With NC Zoo ready to add the animals of Asia to its lineup, governor seeks new funds
Gov. Roy Cooper’s proposed budget would keep the N.C. Zoo on track to open its first new continent area since 1994, funding 50 full-time positions to staff Asia in time for the planned 2026 debut.
The governor’s budget also would give the zoo money to take down its old aviary building and design a replacement, and would provide funds for state parks to hire staff needed to keep up with the bigger crowds that came with the pandemic.
“It’s exciting,” said Reid Wilson, secretary of the state Department of Natural and Cultural Resources, who visited the zoo outside Asheboro recently to see progress on the new section.
“I think everybody in North Carolina who has been to this zoo loves it,” Wilson said. “It’s the world’s largest natural-habitat zoo. But to go from two continents — Africa and North America — adding Asia, is just going to make it that much more special. School groups and families will be able to see a whole different array of animals that will just enliven the experience and provide more fun and education for people who go to see it.”
The original plan for the zoo when it was conceived in the 1960s and ‘70s included sections in the park featuring animals and plants from all seven continents and the four oceans.
Africa opened first in 1980, with elephants, gorillas, lions and zebras.

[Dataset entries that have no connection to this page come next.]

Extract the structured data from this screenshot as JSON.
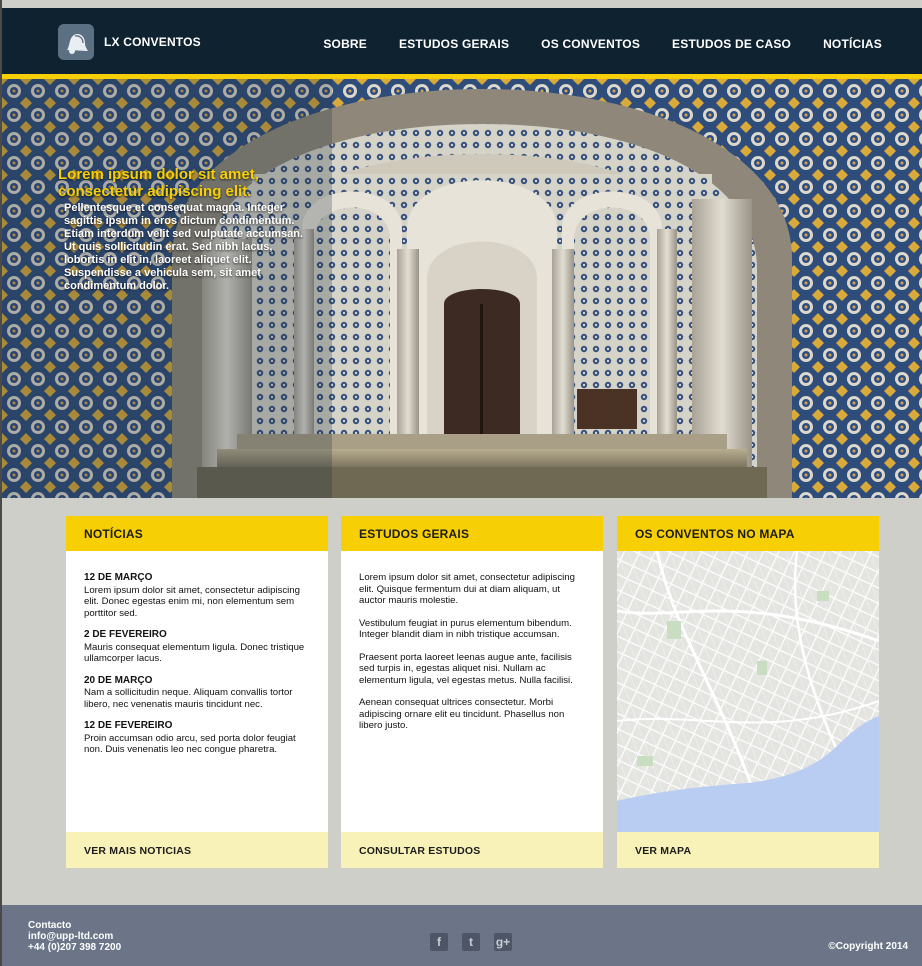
{
  "header": {
    "logo_text": "LX CONVENTOS",
    "nav": [
      "SOBRE",
      "ESTUDOS GERAIS",
      "OS CONVENTOS",
      "ESTUDOS DE CASO",
      "NOTÍCIAS"
    ]
  },
  "hero": {
    "title": "Lorem ipsum dolor sit amet, consectetur adipiscing elit.",
    "body": "Pellentesque et consequat magna. Integer sagittis ipsum in eros dictum condimentum. Etiam interdum velit sed vulputate accumsan. Ut quis sollicitudin erat. Sed nibh lacus, lobortis in elit in, laoreet aliquet elit. Suspendisse a vehicula sem, sit amet condimentum dolor."
  },
  "cards": {
    "news": {
      "title": "NOTÍCIAS",
      "items": [
        {
          "date": "12 DE MARÇO",
          "text": "Lorem ipsum dolor sit amet, consectetur adipiscing elit. Donec egestas enim mi, non elementum sem porttitor sed."
        },
        {
          "date": "2 DE FEVEREIRO",
          "text": "Mauris consequat elementum ligula. Donec tristique ullamcorper lacus."
        },
        {
          "date": "20 DE MARÇO",
          "text": "Nam a sollicitudin neque. Aliquam convallis tortor libero, nec venenatis mauris tincidunt nec."
        },
        {
          "date": "12 DE FEVEREIRO",
          "text": "Proin accumsan odio arcu, sed porta dolor feugiat non. Duis venenatis leo nec congue pharetra."
        }
      ],
      "footer": "VER MAIS NOTICIAS"
    },
    "studies": {
      "title": "ESTUDOS GERAIS",
      "paragraphs": [
        "Lorem ipsum dolor sit amet, consectetur adipiscing elit. Quisque fermentum dui at diam aliquam, ut auctor mauris molestie.",
        "Vestibulum feugiat in purus elementum bibendum. Integer blandit diam in nibh tristique accumsan.",
        "Praesent porta laoreet leenas augue ante, facilisis sed turpis in, egestas aliquet nisi. Nullam ac elementum ligula, vel egestas metus. Nulla facilisi.",
        "Aenean consequat ultrices consectetur. Morbi adipiscing ornare elit eu tincidunt. Phasellus non libero justo."
      ],
      "footer": "CONSULTAR ESTUDOS"
    },
    "map": {
      "title": "OS CONVENTOS NO MAPA",
      "footer": "VER MAPA"
    }
  },
  "footer": {
    "contact_label": "Contacto",
    "email": "info@upp-ltd.com",
    "phone": "+44 (0)207 398 7200",
    "social": [
      {
        "icon": "facebook-icon",
        "glyph": "f"
      },
      {
        "icon": "twitter-icon",
        "glyph": "t"
      },
      {
        "icon": "google-plus-icon",
        "glyph": "g+"
      }
    ],
    "copyright": "©Copyright 2014"
  },
  "colors": {
    "header_bg": "#0f2230",
    "accent": "#f7cf05",
    "card_footer": "#f8f2b8",
    "page_bg": "#cfcfca",
    "footer_bg": "#6b7587"
  }
}
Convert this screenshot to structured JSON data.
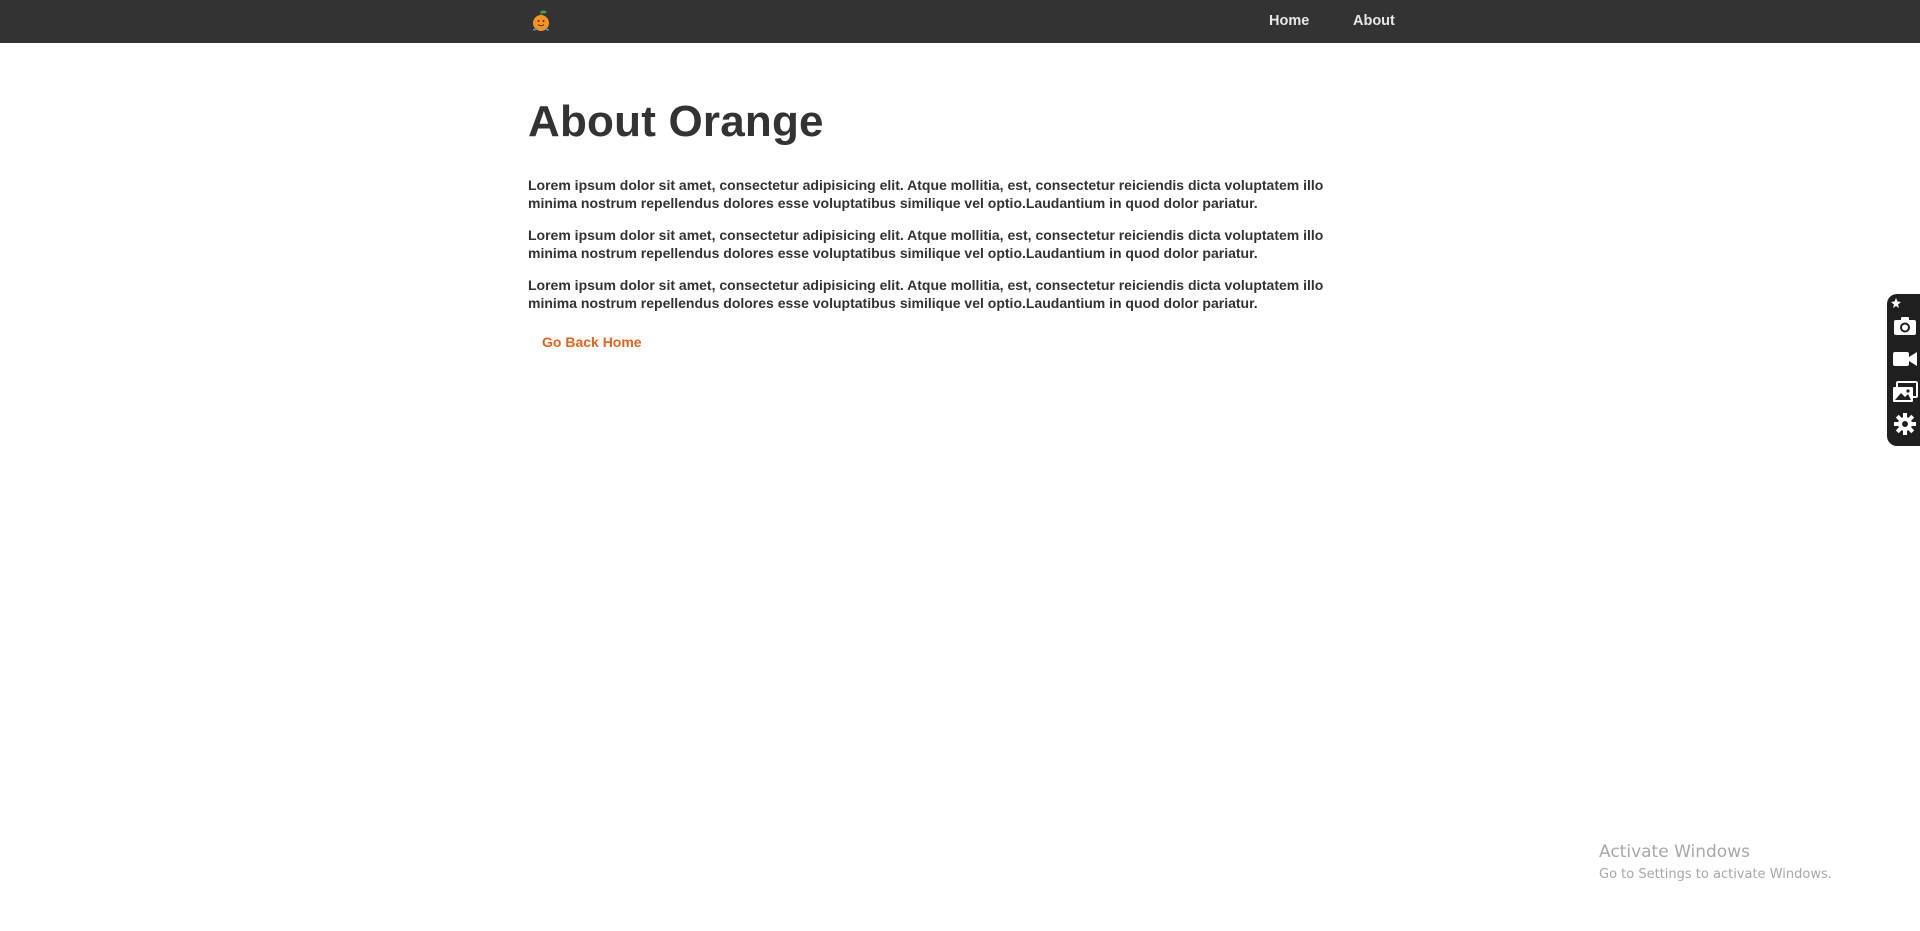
{
  "nav": {
    "logo": "orange-logo",
    "links": [
      {
        "label": "Home"
      },
      {
        "label": "About"
      }
    ]
  },
  "main": {
    "title": "About Orange",
    "paragraphs": [
      "Lorem ipsum dolor sit amet, consectetur adipisicing elit. Atque mollitia, est, consectetur reiciendis dicta voluptatem illo minima nostrum repellendus dolores esse voluptatibus similique vel optio.Laudantium in quod dolor pariatur.",
      "Lorem ipsum dolor sit amet, consectetur adipisicing elit. Atque mollitia, est, consectetur reiciendis dicta voluptatem illo minima nostrum repellendus dolores esse voluptatibus similique vel optio.Laudantium in quod dolor pariatur.",
      "Lorem ipsum dolor sit amet, consectetur adipisicing elit. Atque mollitia, est, consectetur reiciendis dicta voluptatem illo minima nostrum repellendus dolores esse voluptatibus similique vel optio.Laudantium in quod dolor pariatur."
    ],
    "back_link": "Go Back Home"
  },
  "toolbar": {
    "icons": [
      "pin-icon",
      "camera-icon",
      "video-icon",
      "gallery-icon",
      "gear-icon"
    ]
  },
  "watermark": {
    "title": "Activate Windows",
    "subtitle": "Go to Settings to activate Windows."
  },
  "colors": {
    "navbar": "#333333",
    "text": "#333333",
    "accent": "#e2641e",
    "toolbar": "#1f1f1f"
  }
}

North America followed in 1994, with polar bears, black bears, grizzlies and red wolves. In all, the zoo presently houses more than 1,700 animals.
When state legislators repeatedly failed to fund big additional continents, the zoo scaled back, developing sections with smaller footprints that designers say still will have a big impact on visitors.
Asia is the first of those.
Now expected to open sometime in 2026, Asia will cover 10 acres, about a fourth the size of just the Watani Grasslands Habitat in the Africa section, home to elephants, antelope, gazelles, rhinos, waterbucks, ostriches and greater kudu.
Asia will have tigers, Komodo dragons, Visayan warty pigs, Asian small-clawed otters, red-crowned cranes, wrinkled hornbills, king cobras, white-cheeked gibbons and Chinese giant salamanders.
Guests will be able to walk above the tiger exhibit or watch the big cats from a 300-seat indoor cafe.
Cooper’s budget proposal includes more than $4.8 million in recurring funds and $1.4 million in non-recurring funds to cover the hiring of 50 full-time positions. Wilson said the money would be used for staff throughout the Asia exhibit, including customer service people, veterinarians, zookeepers, horticulturalists and maintenance staff.
Wilson said it’s likely that as the opening grows closer, additional positions above those 50 will be needed.
The N.C. Zoo is one of the state’s top tourist attractions, topping 1 million annual visitors for the first time last year.
Trying again for aviary money
Besides its charismatic animals such as gorillas, lions, elephants and bears, one of the park’s favored features was its Forest Aviary, which opened in 1982 and had to be permanently closed in April 2022. Accumulated damage to the building had reached a point where it would not be possible to make repairs, inspections showed.
Cooper asked for $5 million from the legislature last year to demolish the building and design a new one on a site in the park that suffers less erosion. The money didn’t come.
This year’s ask is for $6 million to do the same work.
Also in the governor’s budget are requests for the Department of Natural and Cultural Resources to get:
▪ $291,493 for five full-time positions to staff the new Dueling Dinosaurs exhibit at the Museum of Natural Sciences;
▪ $25 million for the Great Trails State Fund, money that will match federal funds and accelerate investment-ready projects in an effort to eventually connect all 100 counties of the state by trails.
▪ Money for capital improvements at several state parks and more than $10 million for 44 full-time positions at state parks across the state, including Umstead and Eno River in the Triangle. Wilson said the additional staff are needed because of increased visitation in the parks, especially since the COVID-19 pandemic.